Traditional monitoring methods for construction project control based on the earnedvalue method provide measures of cash flow and schedule compliance. However, they do not tell managers anything about the quality (stability, continuity) of the workflow, and the results are not timely enough for effective control. In order to improve workflows where lean production control is applied, direct measures of workflow are needed. Kalsaas and others have proposed measures of daily or weekly workflow for specific tasks, but their measures cannot be used for real-time project control and they were not tested or calibrated over complete project life-spans. The Lean Workflow Index (LWI) that we propose directly reflects the smoothness and continuity of workflow lines in flowline charts. In the first stage we define a set of possible tracking parameters and propose the lean workflow index formula as a combination of them. A survey of lean experts was conducted in which they graded workflow quality for as-built flowline records for 12 projects. The results of the survey were then used to calibrate parameter coefficient values in the LWI formula by using a goal seeking algorithm. The resulting formula was used to compute the LWI for three high-rise residential projects. The major advantage of the proposed lean workflow index is that it monitors project workflows in real-time so that construction teams can be continuously aware of and improve their performance in the areas that are measured.
Workflow, lean construction, flowline, production control

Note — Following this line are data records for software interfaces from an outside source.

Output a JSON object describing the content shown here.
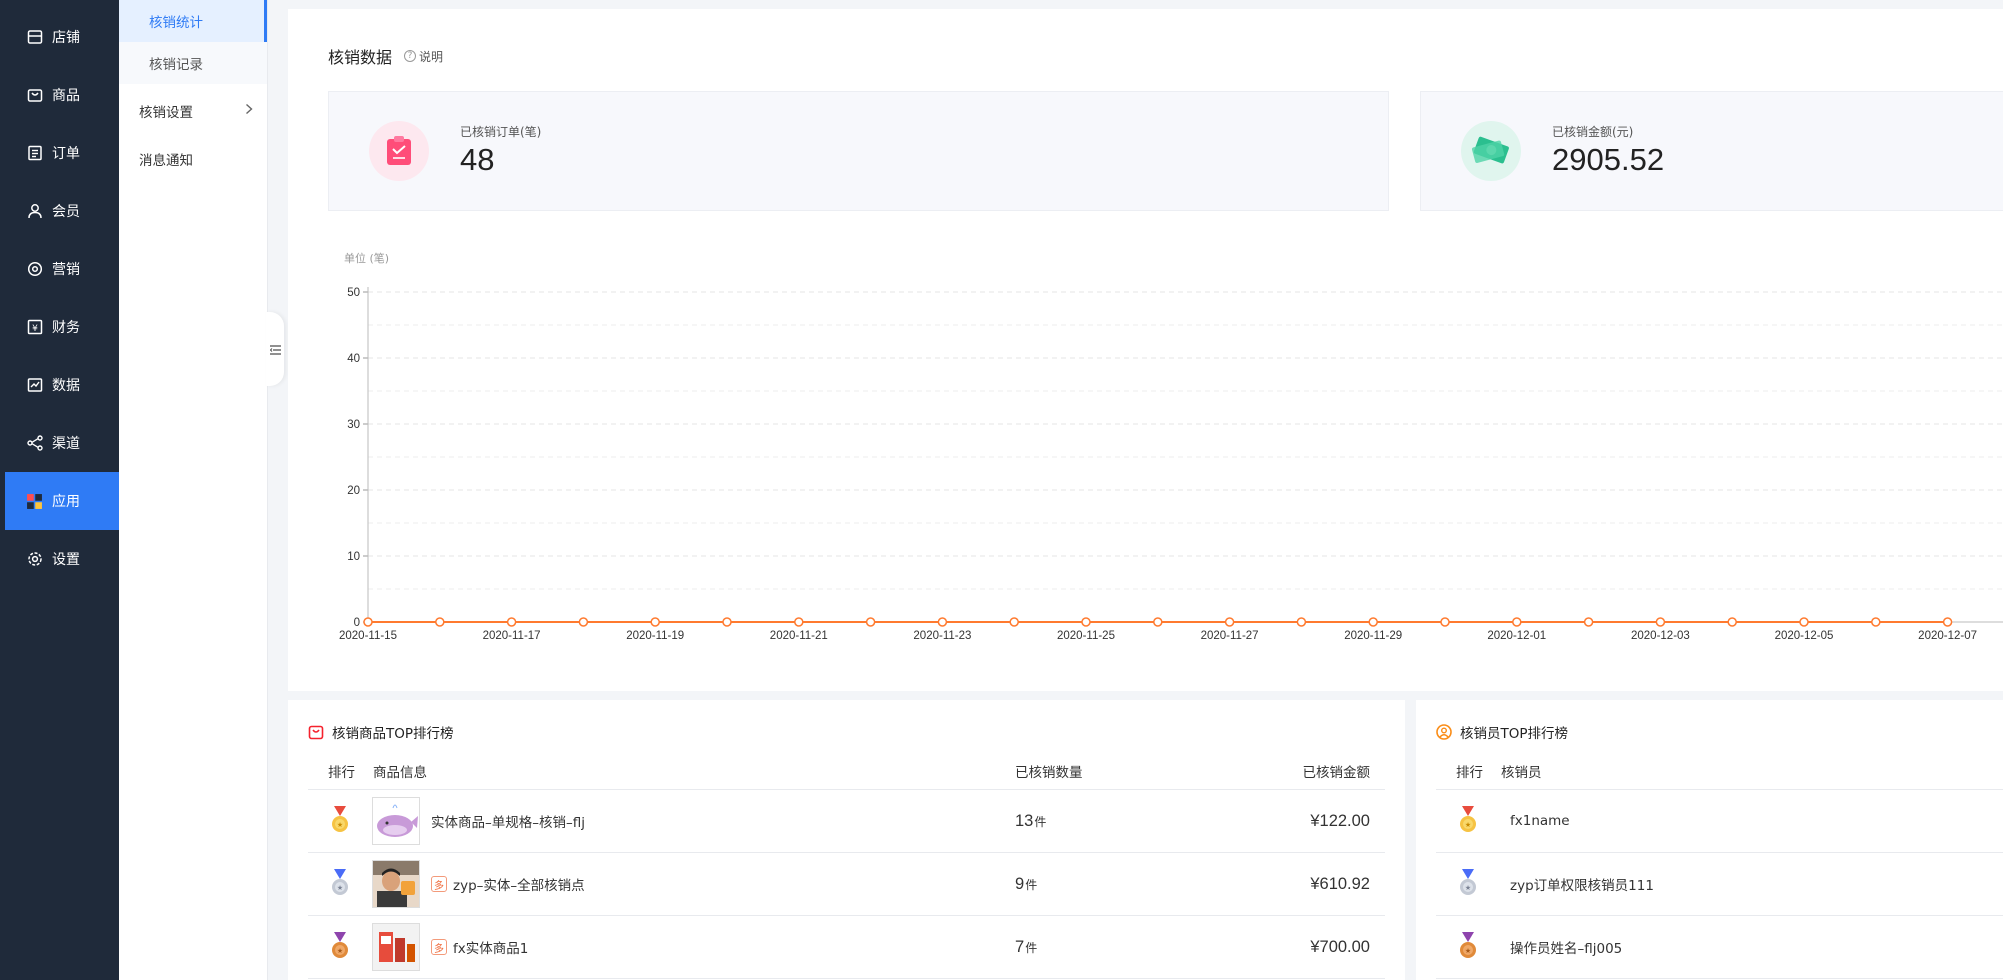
{
  "nav": {
    "items": [
      {
        "label": "店铺",
        "icon": "store-icon"
      },
      {
        "label": "商品",
        "icon": "bag-icon"
      },
      {
        "label": "订单",
        "icon": "order-icon"
      },
      {
        "label": "会员",
        "icon": "user-icon"
      },
      {
        "label": "营销",
        "icon": "marketing-icon"
      },
      {
        "label": "财务",
        "icon": "finance-icon"
      },
      {
        "label": "数据",
        "icon": "chart-icon"
      },
      {
        "label": "渠道",
        "icon": "share-icon"
      },
      {
        "label": "应用",
        "icon": "apps-icon"
      },
      {
        "label": "设置",
        "icon": "gear-icon"
      }
    ],
    "active_index": 8
  },
  "subnav": {
    "items": [
      {
        "label": "核销统计"
      },
      {
        "label": "核销记录"
      },
      {
        "label": "核销设置"
      },
      {
        "label": "消息通知"
      }
    ]
  },
  "section": {
    "title": "核销数据",
    "help_label": "说明"
  },
  "stats": [
    {
      "label": "已核销订单(笔)",
      "value": "48",
      "icon": "order-clipboard-icon",
      "color": "#ff4d79"
    },
    {
      "label": "已核销金额(元)",
      "value": "2905.52",
      "icon": "money-icon",
      "color": "#2bbf8f"
    }
  ],
  "chart_data": {
    "type": "line",
    "ylabel": "单位 (笔)",
    "ylim": [
      0,
      50
    ],
    "yticks": [
      0,
      10,
      20,
      30,
      40,
      50
    ],
    "x_tick_labels": [
      "2020-11-15",
      "2020-11-17",
      "2020-11-19",
      "2020-11-21",
      "2020-11-23",
      "2020-11-25",
      "2020-11-27",
      "2020-11-29",
      "2020-12-01",
      "2020-12-03",
      "2020-12-05",
      "2020-12-07"
    ],
    "x": [
      "2020-11-15",
      "2020-11-16",
      "2020-11-17",
      "2020-11-18",
      "2020-11-19",
      "2020-11-20",
      "2020-11-21",
      "2020-11-22",
      "2020-11-23",
      "2020-11-24",
      "2020-11-25",
      "2020-11-26",
      "2020-11-27",
      "2020-11-28",
      "2020-11-29",
      "2020-11-30",
      "2020-12-01",
      "2020-12-02",
      "2020-12-03",
      "2020-12-04",
      "2020-12-05",
      "2020-12-06",
      "2020-12-07"
    ],
    "series": [
      {
        "values": [
          0,
          0,
          0,
          0,
          0,
          0,
          0,
          0,
          0,
          0,
          0,
          0,
          0,
          0,
          0,
          0,
          0,
          0,
          0,
          0,
          0,
          0,
          0
        ],
        "color": "#ff7a2f"
      }
    ],
    "grid": true
  },
  "products_rank": {
    "title": "核销商品TOP排行榜",
    "headers": {
      "rank": "排行",
      "info": "商品信息",
      "qty": "已核销数量",
      "amount": "已核销金额"
    },
    "rows": [
      {
        "name": "实体商品–单规格–核销–flj",
        "multi": "",
        "qty": "13",
        "unit": "件",
        "amount": "¥122.00"
      },
      {
        "name": "zyp–实体–全部核销点",
        "multi": "多",
        "qty": "9",
        "unit": "件",
        "amount": "¥610.92"
      },
      {
        "name": "fx实体商品1",
        "multi": "多",
        "qty": "7",
        "unit": "件",
        "amount": "¥700.00"
      }
    ]
  },
  "staff_rank": {
    "title": "核销员TOP排行榜",
    "headers": {
      "rank": "排行",
      "name": "核销员"
    },
    "rows": [
      {
        "name": "fx1name"
      },
      {
        "name": "zyp订单权限核销员111"
      },
      {
        "name": "操作员姓名–flj005"
      }
    ]
  }
}
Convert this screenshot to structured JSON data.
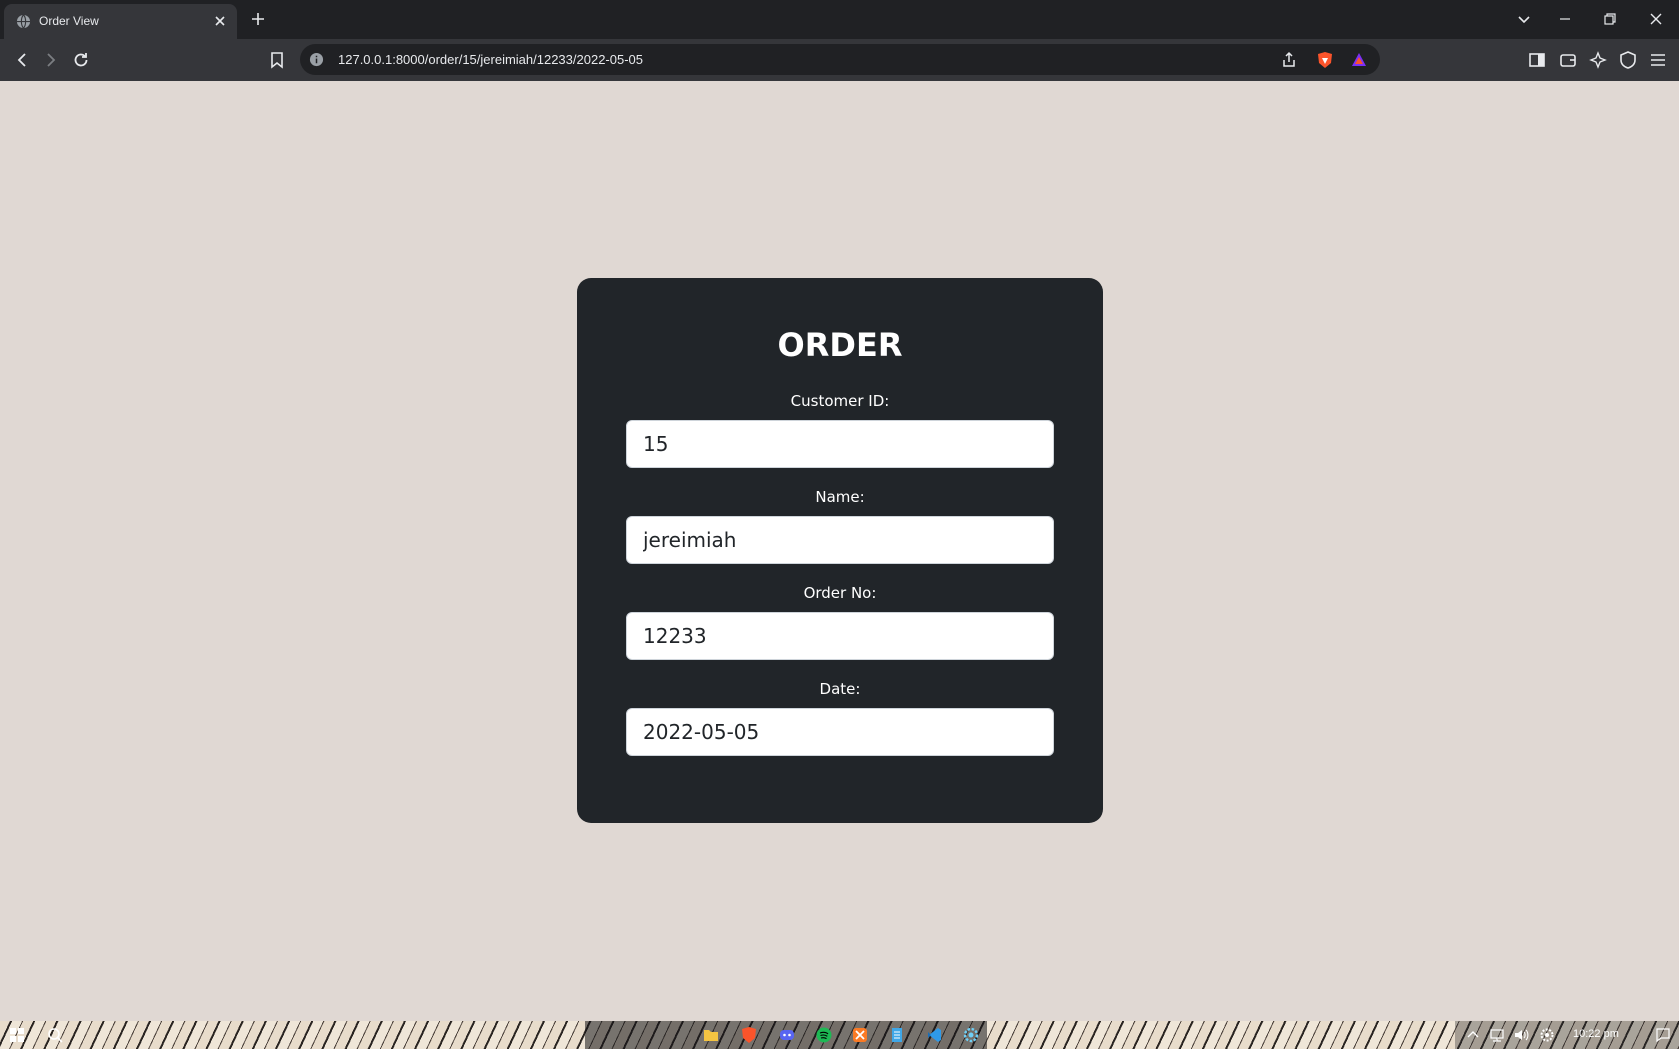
{
  "browser": {
    "tab_title": "Order View",
    "url": "127.0.0.1:8000/order/15/jereimiah/12233/2022-05-05"
  },
  "page": {
    "title": "ORDER",
    "fields": [
      {
        "label": "Customer ID:",
        "value": "15"
      },
      {
        "label": "Name:",
        "value": "jereimiah"
      },
      {
        "label": "Order No:",
        "value": "12233"
      },
      {
        "label": "Date:",
        "value": "2022-05-05"
      }
    ]
  },
  "taskbar": {
    "clock": "10:22 pm"
  },
  "colors": {
    "page_background": "#e0d8d3",
    "card_background": "#212529",
    "browser_dark": "#202124",
    "browser_toolbar": "#35363a",
    "brave_orange": "#fb542b"
  },
  "icons": [
    "globe-icon",
    "close-icon",
    "plus-icon",
    "chevron-down-icon",
    "minimize-icon",
    "restore-icon",
    "back-icon",
    "forward-icon",
    "reload-icon",
    "bookmark-icon",
    "info-icon",
    "share-icon",
    "brave-shield-icon",
    "brave-rewards-icon",
    "sidebar-icon",
    "wallet-icon",
    "leo-icon",
    "vpn-icon",
    "menu-icon",
    "windows-start-icon",
    "search-icon",
    "folder-icon",
    "brave-icon",
    "discord-icon",
    "spotify-icon",
    "xampp-icon",
    "notepad-icon",
    "vscode-icon",
    "settings-icon",
    "network-icon",
    "volume-icon",
    "notification-icon"
  ]
}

Priven, V. , Sacks, R. , Seppänen, O. & Savosnick, J. 2014, 'A Lean Workflow Index for Construction Projects' In:, Kalsaas, B. T., Koskela, L. & Saurin, T. A., 22nd Annual Conference of the International Group for Lean Construction. Oslo, Norway, 25-27 Jun 2014. pp 715-726